## Dataset rows for apps and sites
---------------
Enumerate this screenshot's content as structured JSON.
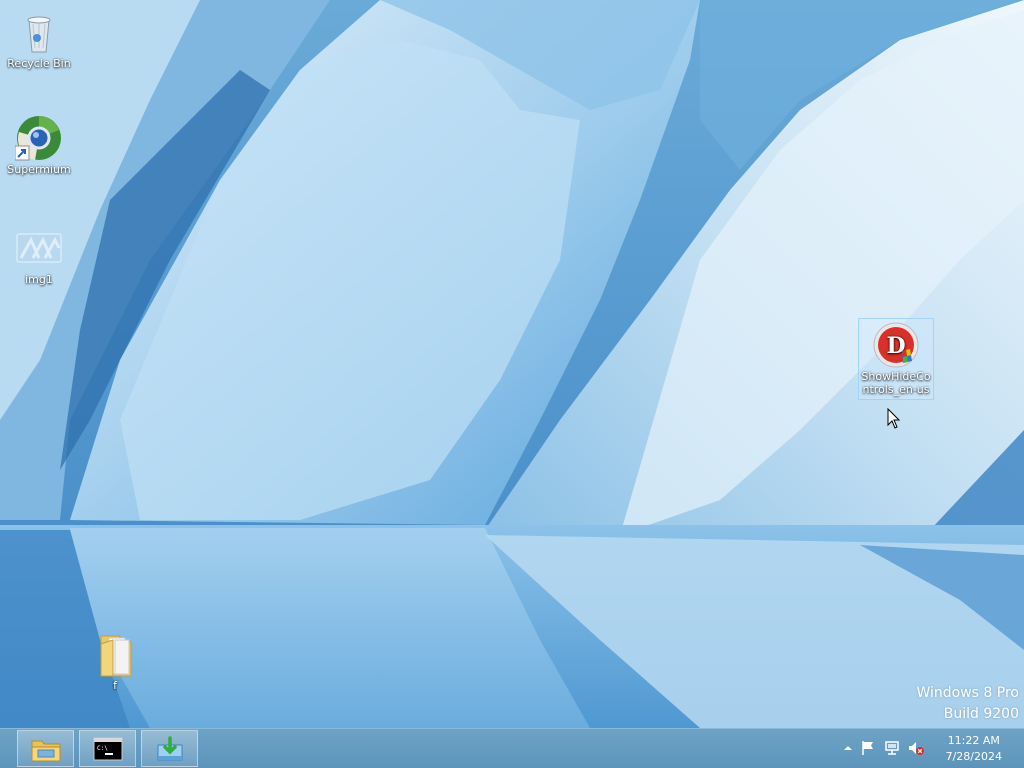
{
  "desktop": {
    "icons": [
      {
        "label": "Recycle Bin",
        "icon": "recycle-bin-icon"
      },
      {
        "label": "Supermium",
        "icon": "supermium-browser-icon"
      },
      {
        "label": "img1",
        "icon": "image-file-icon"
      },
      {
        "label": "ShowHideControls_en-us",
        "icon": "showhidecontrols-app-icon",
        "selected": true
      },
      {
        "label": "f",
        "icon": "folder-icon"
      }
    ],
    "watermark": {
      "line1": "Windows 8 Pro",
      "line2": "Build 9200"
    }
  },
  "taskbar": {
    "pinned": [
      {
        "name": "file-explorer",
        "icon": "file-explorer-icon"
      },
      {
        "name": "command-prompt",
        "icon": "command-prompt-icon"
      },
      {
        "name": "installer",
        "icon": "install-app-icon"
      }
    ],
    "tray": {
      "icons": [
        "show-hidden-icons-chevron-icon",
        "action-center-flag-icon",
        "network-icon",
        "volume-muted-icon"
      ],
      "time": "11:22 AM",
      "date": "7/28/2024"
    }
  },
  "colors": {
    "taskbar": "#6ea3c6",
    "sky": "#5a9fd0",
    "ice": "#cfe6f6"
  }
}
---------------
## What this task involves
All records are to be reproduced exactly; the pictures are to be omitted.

## Exercise response
Enumerate this screenshot's content as structured JSON.
{
  "desktop": {
    "icons": [
      {
        "label": "Recycle Bin",
        "icon": "recycle-bin-icon"
      },
      {
        "label": "Supermium",
        "icon": "supermium-browser-icon"
      },
      {
        "label": "img1",
        "icon": "image-file-icon"
      },
      {
        "label": "ShowHideControls_en-us",
        "icon": "showhidecontrols-app-icon",
        "selected": true
      },
      {
        "label": "f",
        "icon": "folder-icon"
      }
    ],
    "watermark": {
      "line1": "Windows 8 Pro",
      "line2": "Build 9200"
    }
  },
  "taskbar": {
    "pinned": [
      {
        "name": "file-explorer",
        "icon": "file-explorer-icon"
      },
      {
        "name": "command-prompt",
        "icon": "command-prompt-icon"
      },
      {
        "name": "installer",
        "icon": "install-app-icon"
      }
    ],
    "tray": {
      "icons": [
        "show-hidden-icons-chevron-icon",
        "action-center-flag-icon",
        "network-icon",
        "volume-muted-icon"
      ],
      "time": "11:22 AM",
      "date": "7/28/2024"
    }
  },
  "colors": {
    "taskbar": "#6ea3c6",
    "sky": "#5a9fd0",
    "ice": "#cfe6f6"
  }
}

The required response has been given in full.